Coalition crisis? ‘If the right-wing gov’t falls, it’ll be Ben-Gvir’s fault’

After Likud refuses to transfer promised funds for communities in the Galilee and Negev regions, Otzma Yehudit boycotts critical votes.

By World Israel News Staff

Tensions are running high between National Security Minister Itamar Ben-Gvir and Prime Minister Benjamin Netanyahu, after the premier failed to live up to a coalition agreement with the Otzma Yehudit party to provide substantial budget funding to communities in the Negev and Galilee regions.

As an act of protest on Wednesday, Ben-Gvir, who is the head of Otzma Yehudit, ordered his party mates to boycott coalition voting. His party obeyed, with their MKs missing critical votes – leading to the opposition successfully passing a bill.

But Netanyahu’s Likud – which is the largest political party in both the Knesset and among Israeli voters – is reportedly sending a message that they will not cave to threats from their coalition partner.

According to Ynet, Likud officials told Otzma Yehudit officials that it’s “impossible to work like this” and that they would certainly not transfer the funds after the smaller party’s stunt, arguing that doing so would be “giving in to an ultimatum.”

Likud MK Ofir Katz slammed Otzma Yehudit in a statement, charging that they were “paving the way for the fall of the right-wing government.”

An anonymous Likud official told Hebrew-language media that “the fall of the right-wing government will be Ben-Gvir’s fault.”

The official alleged that the lawmaker “cares more about media coverage than maintaining the right-wing government and the integrity of the coalition…Maybe it really is better that they bring down the government.

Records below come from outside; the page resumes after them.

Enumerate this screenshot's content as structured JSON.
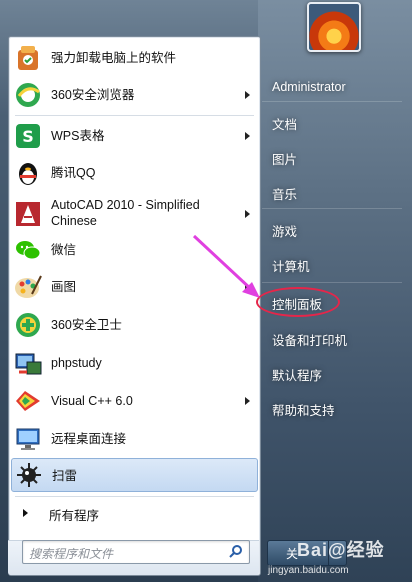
{
  "programs": [
    {
      "label": "强力卸载电脑上的软件",
      "icon": "uninstaller-icon",
      "submenu": false
    },
    {
      "label": "360安全浏览器",
      "icon": "360-browser-icon",
      "submenu": true
    },
    {
      "label": "WPS表格",
      "icon": "wps-spreadsheet-icon",
      "submenu": true
    },
    {
      "label": "腾讯QQ",
      "icon": "qq-penguin-icon",
      "submenu": false
    },
    {
      "label": "AutoCAD 2010 - Simplified",
      "label2": "Chinese",
      "icon": "autocad-icon",
      "submenu": true
    },
    {
      "label": "微信",
      "icon": "wechat-icon",
      "submenu": false
    },
    {
      "label": "画图",
      "icon": "paint-palette-icon",
      "submenu": true
    },
    {
      "label": "360安全卫士",
      "icon": "360-safeguard-icon",
      "submenu": false
    },
    {
      "label": "phpstudy",
      "icon": "phpstudy-icon",
      "submenu": false
    },
    {
      "label": "Visual C++ 6.0",
      "icon": "visual-cpp-icon",
      "submenu": true
    },
    {
      "label": "远程桌面连接",
      "icon": "remote-desktop-icon",
      "submenu": false
    },
    {
      "label": "扫雷",
      "icon": "minesweeper-icon",
      "submenu": false
    }
  ],
  "all_programs": "所有程序",
  "search": {
    "placeholder": "搜索程序和文件"
  },
  "right_items": [
    "Administrator",
    "文档",
    "图片",
    "音乐",
    "游戏",
    "计算机",
    "控制面板",
    "设备和打印机",
    "默认程序",
    "帮助和支持"
  ],
  "shutdown_label": "关",
  "watermark": {
    "logo": "Bai@经验",
    "url": "jingyan.baidu.com"
  },
  "colors": {
    "highlight_ring": "#e5264a",
    "arrow": "#e040e0",
    "hover": "#c4d9f2"
  }
}
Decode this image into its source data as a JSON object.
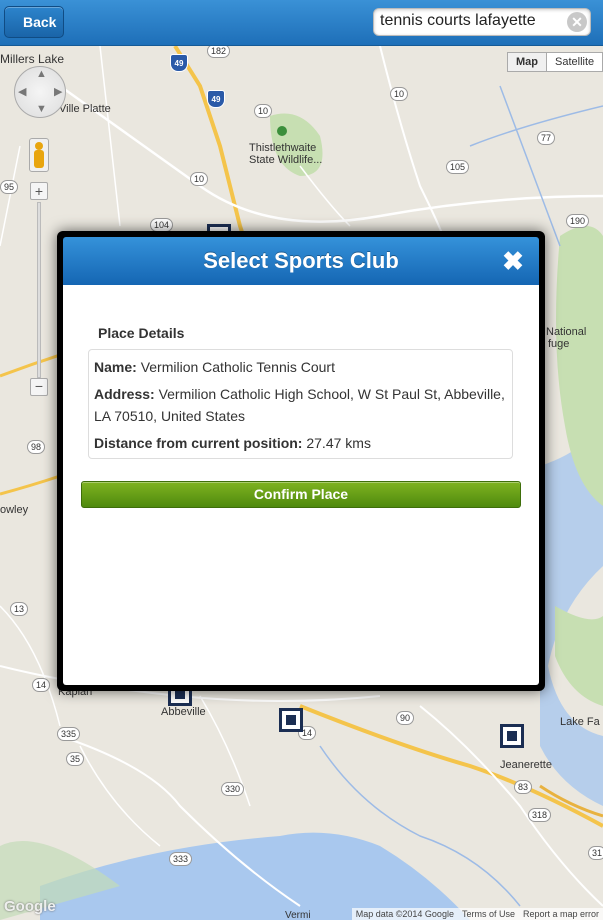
{
  "header": {
    "back_label": "Back",
    "search_value": "tennis courts lafayette",
    "clear_icon": "clear-x-icon"
  },
  "map": {
    "type_buttons": [
      "Map",
      "Satellite"
    ],
    "selected_type": "Map",
    "place_labels": {
      "millers_lake": "Millers Lake",
      "ville_platte": "Ville Platte",
      "thistlethwaite": "Thistlethwaite",
      "state_wildlife": "State Wildlife...",
      "rowley": "owley",
      "kaplan": "Kaplan",
      "abbeville": "Abbeville",
      "jeanerette": "Jeanerette",
      "national": "National",
      "refuge": "fuge",
      "lake_fa": "Lake Fa",
      "vermi": "Vermi"
    },
    "route_shields": {
      "r182": "182",
      "r10a": "10",
      "r10b": "10",
      "r10c": "10",
      "r10d": "10",
      "r77": "77",
      "r105": "105",
      "r95": "95",
      "r190": "190",
      "r104": "104",
      "r98": "98",
      "r13": "13",
      "r14a": "14",
      "r14b": "14",
      "r335": "335",
      "r35": "35",
      "r330": "330",
      "r90": "90",
      "r318": "318",
      "r83": "83",
      "r333": "333",
      "r31": "31"
    },
    "interstates": {
      "i49a": "49",
      "i49b": "49"
    },
    "google_logo": "Google",
    "attribution": [
      "Map data ©2014 Google",
      "Terms of Use",
      "Report a map error"
    ]
  },
  "dialog": {
    "title": "Select Sports Club",
    "close_icon": "close-x-icon",
    "details_heading": "Place Details",
    "name_label": "Name:",
    "name_value": "Vermilion Catholic Tennis Court",
    "address_label": "Address:",
    "address_value": "Vermilion Catholic High School, W St Paul St, Abbeville, LA 70510, United States",
    "distance_label": "Distance from current position:",
    "distance_value": "27.47 kms",
    "confirm_label": "Confirm Place"
  },
  "colors": {
    "header_blue": "#1e6fb8",
    "confirm_green": "#5f9a12",
    "marker_navy": "#1b2e53"
  }
}
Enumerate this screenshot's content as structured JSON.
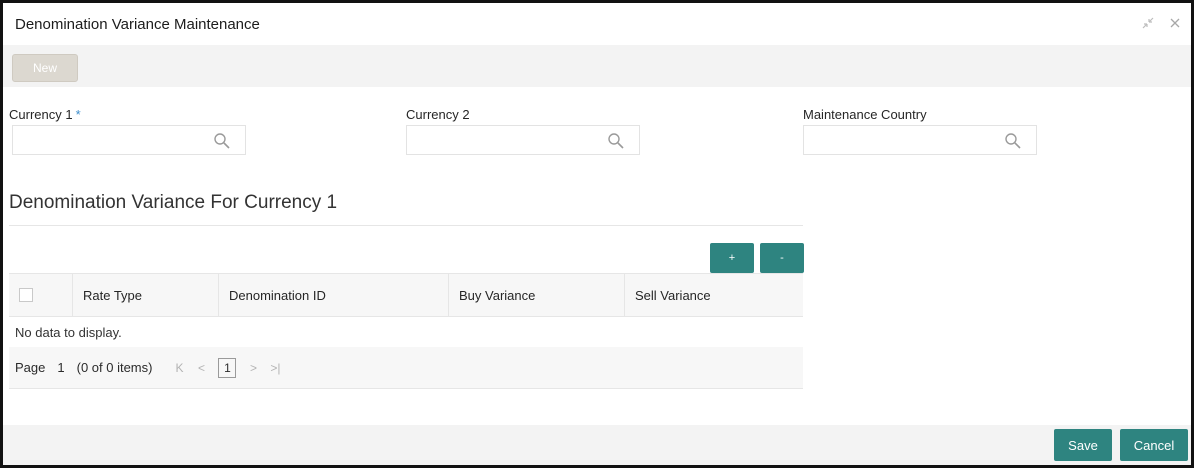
{
  "window": {
    "title": "Denomination Variance Maintenance",
    "icons": [
      "minimize-icon",
      "close-icon"
    ]
  },
  "toolbar": {
    "new_label": "New"
  },
  "fields": {
    "currency1": {
      "label": "Currency 1",
      "required": "*",
      "value": "",
      "icon": "search-icon"
    },
    "currency2": {
      "label": "Currency 2",
      "value": "",
      "icon": "search-icon"
    },
    "maintenance_country": {
      "label": "Maintenance Country",
      "value": "",
      "icon": "search-icon"
    }
  },
  "section": {
    "title": "Denomination Variance For Currency 1"
  },
  "grid_actions": {
    "add_label": "+",
    "remove_label": "-"
  },
  "grid": {
    "columns": [
      "Rate Type",
      "Denomination ID",
      "Buy Variance",
      "Sell Variance"
    ],
    "rows": [],
    "empty_text": "No data to display."
  },
  "pager": {
    "page_label": "Page",
    "page_number": "1",
    "items_text": "(0 of 0 items)",
    "current_page": "1"
  },
  "footer": {
    "save_label": "Save",
    "cancel_label": "Cancel"
  },
  "colors": {
    "accent": "#2e8480",
    "required": "#3c8dcc",
    "toolbar_bg": "#f3f3f3"
  }
}
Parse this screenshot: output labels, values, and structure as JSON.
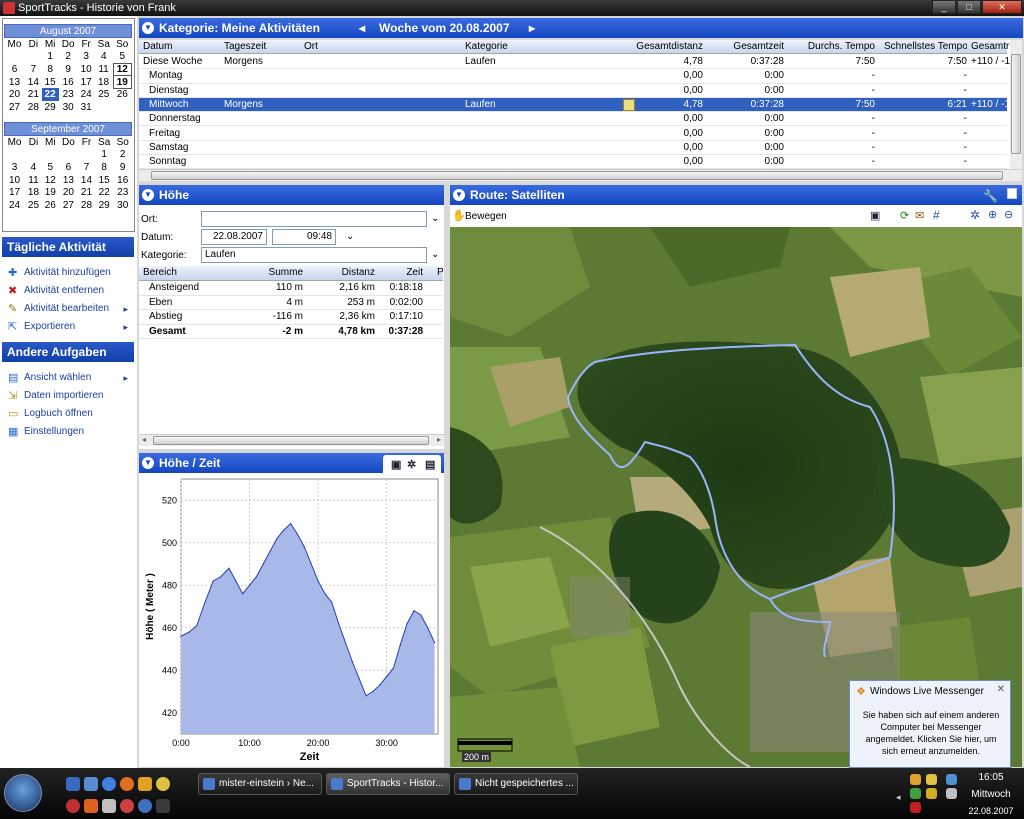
{
  "window": {
    "title": "SportTracks - Historie von Frank"
  },
  "calendar": {
    "weekdays": [
      "Mo",
      "Di",
      "Mi",
      "Do",
      "Fr",
      "Sa",
      "So"
    ],
    "months": [
      {
        "name": "August 2007",
        "weeks": [
          [
            "",
            "",
            "1",
            "2",
            "3",
            "4",
            "5"
          ],
          [
            "6",
            "7",
            "8",
            "9",
            "10",
            "11",
            "12"
          ],
          [
            "13",
            "14",
            "15",
            "16",
            "17",
            "18",
            "19"
          ],
          [
            "20",
            "21",
            "22",
            "23",
            "24",
            "25",
            "26"
          ],
          [
            "27",
            "28",
            "29",
            "30",
            "31",
            "",
            ""
          ]
        ]
      },
      {
        "name": "September 2007",
        "weeks": [
          [
            "",
            "",
            "",
            "",
            "",
            "1",
            "2"
          ],
          [
            "3",
            "4",
            "5",
            "6",
            "7",
            "8",
            "9"
          ],
          [
            "10",
            "11",
            "12",
            "13",
            "14",
            "15",
            "16"
          ],
          [
            "17",
            "18",
            "19",
            "20",
            "21",
            "22",
            "23"
          ],
          [
            "24",
            "25",
            "26",
            "27",
            "28",
            "29",
            "30"
          ]
        ]
      }
    ],
    "selected_day": "22",
    "bold_days": [
      "12",
      "19"
    ]
  },
  "daily_tasks": {
    "title": "Tägliche Aktivität",
    "items": [
      {
        "label": "Aktivität hinzufügen",
        "icon": "add-activity-icon",
        "glyph": "✚",
        "color": "#2a6ad0",
        "submenu": false
      },
      {
        "label": "Aktivität entfernen",
        "icon": "delete-icon",
        "glyph": "✖",
        "color": "#c02020",
        "submenu": false
      },
      {
        "label": "Aktivität bearbeiten",
        "icon": "pencil-icon",
        "glyph": "✎",
        "color": "#a07010",
        "submenu": true
      },
      {
        "label": "Exportieren",
        "icon": "export-icon",
        "glyph": "⇱",
        "color": "#2a6ad0",
        "submenu": true
      }
    ]
  },
  "other_tasks": {
    "title": "Andere Aufgaben",
    "items": [
      {
        "label": "Ansicht wählen",
        "icon": "view-icon",
        "glyph": "▤",
        "color": "#2a6ad0",
        "submenu": true
      },
      {
        "label": "Daten importieren",
        "icon": "import-icon",
        "glyph": "⇲",
        "color": "#c09010",
        "submenu": false
      },
      {
        "label": "Logbuch öffnen",
        "icon": "logbook-icon",
        "glyph": "▭",
        "color": "#c09010",
        "submenu": false
      },
      {
        "label": "Einstellungen",
        "icon": "settings-icon",
        "glyph": "▦",
        "color": "#2a6ad0",
        "submenu": false
      }
    ]
  },
  "category_panel": {
    "title": "Kategorie: Meine Aktivitäten",
    "week_label": "Woche vom 20.08.2007",
    "prev_glyph": "◂",
    "next_glyph": "▸",
    "columns": [
      "Datum",
      "Tageszeit",
      "Ort",
      "Kategorie",
      "Gesamtdistanz",
      "Gesamtzeit",
      "Durchs. Tempo",
      "Schnellstes Tempo",
      "Gesamtr"
    ],
    "rows": [
      {
        "datum": "Diese Woche",
        "tageszeit": "Morgens",
        "ort": "",
        "kategorie": "Laufen",
        "distanz": "4,78",
        "zeit": "0:37:28",
        "tempo": "7:50",
        "schnell": "7:50",
        "gesamt": "+110 / -1",
        "sel": false,
        "note": false
      },
      {
        "datum": "Montag",
        "tageszeit": "",
        "ort": "",
        "kategorie": "",
        "distanz": "0,00",
        "zeit": "0:00",
        "tempo": "-",
        "schnell": "-",
        "gesamt": "",
        "sel": false,
        "note": false
      },
      {
        "datum": "Dienstag",
        "tageszeit": "",
        "ort": "",
        "kategorie": "",
        "distanz": "0,00",
        "zeit": "0:00",
        "tempo": "-",
        "schnell": "-",
        "gesamt": "",
        "sel": false,
        "note": false
      },
      {
        "datum": "Mittwoch",
        "tageszeit": "Morgens",
        "ort": "",
        "kategorie": "Laufen",
        "distanz": "4,78",
        "zeit": "0:37:28",
        "tempo": "7:50",
        "schnell": "6:21",
        "gesamt": "+110 / -1",
        "sel": true,
        "note": true
      },
      {
        "datum": "Donnerstag",
        "tageszeit": "",
        "ort": "",
        "kategorie": "",
        "distanz": "0,00",
        "zeit": "0:00",
        "tempo": "-",
        "schnell": "-",
        "gesamt": "",
        "sel": false,
        "note": false
      },
      {
        "datum": "Freitag",
        "tageszeit": "",
        "ort": "",
        "kategorie": "",
        "distanz": "0,00",
        "zeit": "0:00",
        "tempo": "-",
        "schnell": "-",
        "gesamt": "",
        "sel": false,
        "note": false
      },
      {
        "datum": "Samstag",
        "tageszeit": "",
        "ort": "",
        "kategorie": "",
        "distanz": "0,00",
        "zeit": "0:00",
        "tempo": "-",
        "schnell": "-",
        "gesamt": "",
        "sel": false,
        "note": false
      },
      {
        "datum": "Sonntag",
        "tageszeit": "",
        "ort": "",
        "kategorie": "",
        "distanz": "0,00",
        "zeit": "0:00",
        "tempo": "-",
        "schnell": "-",
        "gesamt": "",
        "sel": false,
        "note": false
      }
    ]
  },
  "hoehe_panel": {
    "title": "Höhe",
    "ort_label": "Ort:",
    "ort_value": "",
    "datum_label": "Datum:",
    "datum_value": "22.08.2007",
    "time_value": "09:48",
    "kategorie_label": "Kategorie:",
    "kategorie_value": "Laufen",
    "columns": [
      "Bereich",
      "Summe",
      "Distanz",
      "Zeit",
      "P"
    ],
    "rows": [
      {
        "bereich": "Ansteigend",
        "summe": "110 m",
        "distanz": "2,16 km",
        "zeit": "0:18:18",
        "bold": false
      },
      {
        "bereich": "Eben",
        "summe": "4 m",
        "distanz": "253 m",
        "zeit": "0:02:00",
        "bold": false
      },
      {
        "bereich": "Abstieg",
        "summe": "-116 m",
        "distanz": "2,36 km",
        "zeit": "0:17:10",
        "bold": false
      },
      {
        "bereich": "Gesamt",
        "summe": "-2 m",
        "distanz": "4,78 km",
        "zeit": "0:37:28",
        "bold": true
      }
    ]
  },
  "chart_panel": {
    "title": "Höhe / Zeit"
  },
  "chart_data": {
    "type": "area",
    "title": "",
    "xlabel": "Zeit",
    "ylabel": "Höhe ( Meter )",
    "x_ticks": [
      "0:00",
      "10:00",
      "20:00",
      "30:00"
    ],
    "y_ticks": [
      420,
      440,
      460,
      480,
      500,
      520
    ],
    "xlim": [
      0,
      37.5
    ],
    "ylim": [
      410,
      530
    ],
    "grid": true,
    "color": "#a8b8e8",
    "x": [
      0,
      1.2,
      2.3,
      3.5,
      4.7,
      5.8,
      7,
      8,
      9,
      10,
      11,
      12,
      13,
      14,
      15,
      16,
      17,
      18,
      19,
      20,
      21,
      22,
      23,
      24,
      25,
      26,
      27,
      28,
      29,
      30,
      31,
      32,
      33,
      34,
      35,
      36,
      37
    ],
    "y": [
      456,
      458,
      461,
      472,
      482,
      484,
      488,
      482,
      476,
      480,
      484,
      490,
      496,
      502,
      506,
      509,
      504,
      498,
      490,
      482,
      476,
      472,
      462,
      453,
      444,
      436,
      428,
      430,
      433,
      437,
      441,
      452,
      462,
      468,
      466,
      460,
      453
    ]
  },
  "route_panel": {
    "title": "Route: Satelliten",
    "pan_label": "Bewegen",
    "scale_label": "200 m"
  },
  "messenger": {
    "title": "Windows Live Messenger",
    "text": "Sie haben sich auf einem anderen Computer bei Messenger angemeldet. Klicken Sie hier, um sich erneut anzumelden."
  },
  "taskbar": {
    "buttons": [
      {
        "label": "mister-einstein › Ne...",
        "active": false
      },
      {
        "label": "SportTracks - Histor...",
        "active": true
      },
      {
        "label": "Nicht gespeichertes ...",
        "active": false
      }
    ],
    "time": "16:05",
    "day": "Mittwoch",
    "date": "22.08.2007"
  }
}
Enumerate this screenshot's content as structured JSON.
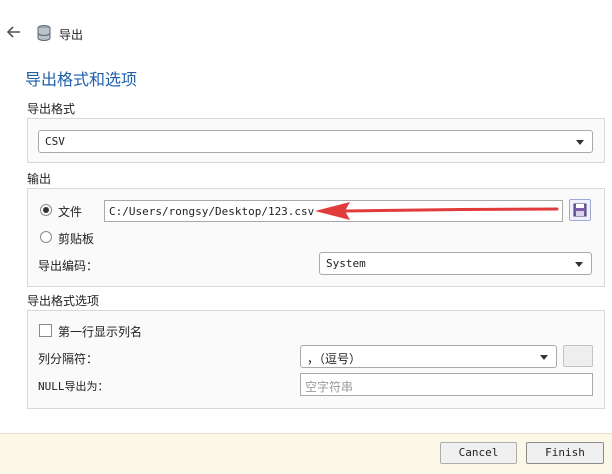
{
  "header": {
    "title": "导出",
    "back_icon": "back-arrow-icon",
    "app_icon": "database-icon"
  },
  "page_title": "导出格式和选项",
  "format_section": {
    "label": "导出格式",
    "selected": "CSV"
  },
  "output_section": {
    "label": "输出",
    "file_label": "文件",
    "file_path": "C:/Users/rongsy/Desktop/123.csv",
    "clipboard_label": "剪贴板",
    "encoding_label": "导出编码：",
    "encoding_value": "System"
  },
  "options_section": {
    "label": "导出格式选项",
    "first_row_label": "第一行显示列名",
    "separator_label": "列分隔符：",
    "separator_value": "，（逗号）",
    "null_label": "NULL导出为：",
    "null_placeholder": "空字符串"
  },
  "footer": {
    "cancel_label": "Cancel",
    "finish_label": "Finish"
  },
  "colors": {
    "title": "#1f5fa8",
    "annotation_arrow": "#e23b3b",
    "footer_bg": "#fbf8e8"
  }
}
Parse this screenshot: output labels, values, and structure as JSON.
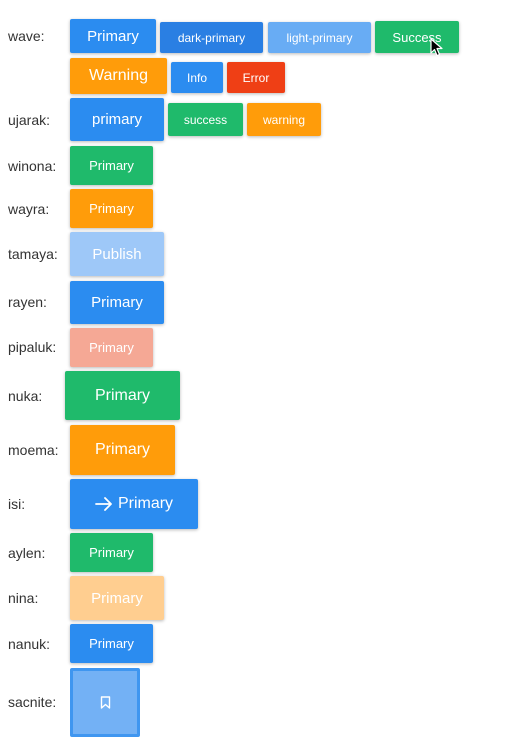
{
  "rows": {
    "wave": {
      "label": "wave:",
      "buttons": [
        "Primary",
        "dark-primary",
        "light-primary",
        "Success",
        "Warning",
        "Info",
        "Error"
      ]
    },
    "ujarak": {
      "label": "ujarak:",
      "buttons": [
        "primary",
        "success",
        "warning"
      ]
    },
    "winona": {
      "label": "winona:",
      "button": "Primary"
    },
    "wayra": {
      "label": "wayra:",
      "button": "Primary"
    },
    "tamaya": {
      "label": "tamaya:",
      "button": "Publish"
    },
    "rayen": {
      "label": "rayen:",
      "button": "Primary"
    },
    "pipaluk": {
      "label": "pipaluk:",
      "button": "Primary"
    },
    "nuka": {
      "label": "nuka:",
      "button": "Primary"
    },
    "moema": {
      "label": "moema:",
      "button": "Primary"
    },
    "isi": {
      "label": "isi:",
      "button": "Primary",
      "icon": "arrow-right-icon"
    },
    "aylen": {
      "label": "aylen:",
      "button": "Primary"
    },
    "nina": {
      "label": "nina:",
      "button": "Primary"
    },
    "nanuk": {
      "label": "nanuk:",
      "button": "Primary"
    },
    "sacnite": {
      "label": "sacnite:",
      "icon": "bookmark-icon"
    }
  },
  "colors": {
    "primary": "#2b8cf0",
    "dark_primary": "#2a7fe3",
    "light_primary": "#68acf4",
    "success": "#1fba6b",
    "warning": "#ff9c0a",
    "error": "#ef3f15"
  }
}
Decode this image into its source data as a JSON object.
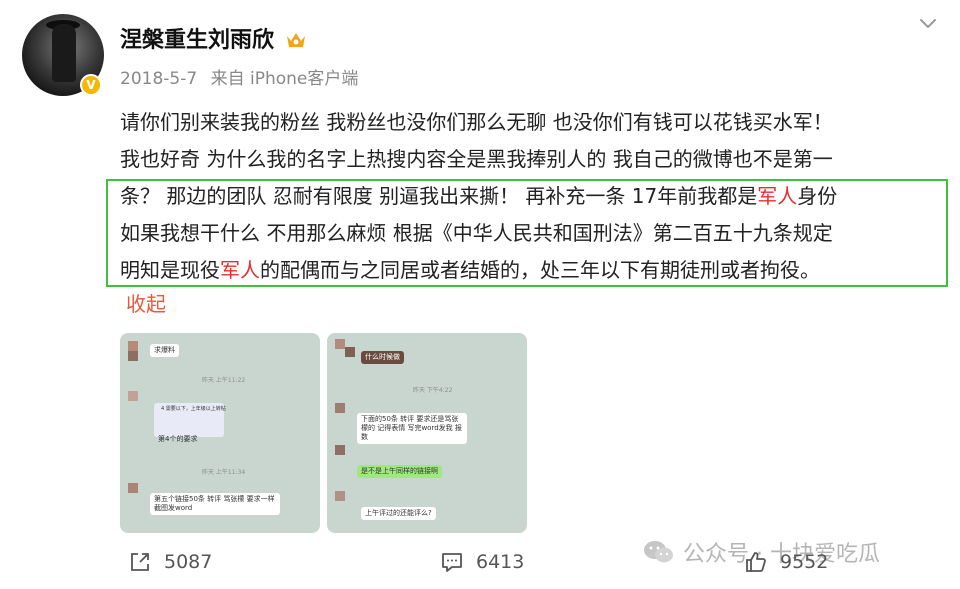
{
  "user": {
    "name": "涅槃重生刘雨欣",
    "date": "2018-5-7",
    "source": "来自 iPhone客户端",
    "verified_badge": "V"
  },
  "post": {
    "lines": [
      [
        {
          "t": "请你们别来装我的粉丝 我粉丝也没你们那么无聊 也没你们有钱可以花钱买水军！",
          "hl": false
        }
      ],
      [
        {
          "t": "我也好奇 为什么我的名字上热搜内容全是黑我捧别人的 我自己的微博也不是第一",
          "hl": false
        }
      ],
      [
        {
          "t": "条？ 那边的团队 忍耐有限度 别逼我出来撕！  再补充一条 17年前我都是",
          "hl": false
        },
        {
          "t": "军人",
          "hl": true
        },
        {
          "t": "身份",
          "hl": false
        }
      ],
      [
        {
          "t": "如果我想干什么 不用那么麻烦   根据《中华人民共和国刑法》第二百五十九条规定",
          "hl": false
        }
      ],
      [
        {
          "t": "明知是现役",
          "hl": false
        },
        {
          "t": "军人",
          "hl": true
        },
        {
          "t": "的配偶而与之同居或者结婚的，处三年以下有期徒刑或者拘役。",
          "hl": false
        }
      ]
    ],
    "collapse_label": "收起"
  },
  "images": {
    "img1": {
      "bubble_top": "求爆料",
      "time1": "昨天 上午11:22",
      "quote": "4  需要以下，上年级以上转帖",
      "req": "第4个的要求",
      "time2": "昨天 上午11:34",
      "msg": "第五个链接50条 转评 骂张檬 要求一样   截图发word"
    },
    "img2": {
      "bubble_top": "什么时候做",
      "time1": "昨天 下午4:22",
      "msg1": "下面的50条 转评 要求还是骂张檬的 记得表情 写完word发我 报数",
      "msg2": "是不是上午同样的链接啊",
      "msg3": "上午评过的还能评么?"
    }
  },
  "actions": {
    "repost_count": "5087",
    "comment_count": "6413",
    "like_count": "9552"
  },
  "watermark": {
    "text": "公众号 · 十块爱吃瓜"
  },
  "colors": {
    "highlight": "#e62e2e",
    "box": "#3ec23e",
    "collapse": "#e8583a",
    "meta": "#888888"
  }
}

We’ll go to elections and the public will reject the parties that brought down a right-wing government.”

Despite Likud’s chastising, Otzma Yehudit MKs signaled that they are not planning to back down.

In a statement, the party said that “the residents of the Negev and the Galilee, and the periphery, are just as important as coalition discipline.”

Notably, the ultra-Orthodox United Torah Judaism party has also been expressing displeasure with the current government, threatening to bring down the coalition should a law easing the IDF exemption process for yeshiva students not be passed by the end of the month.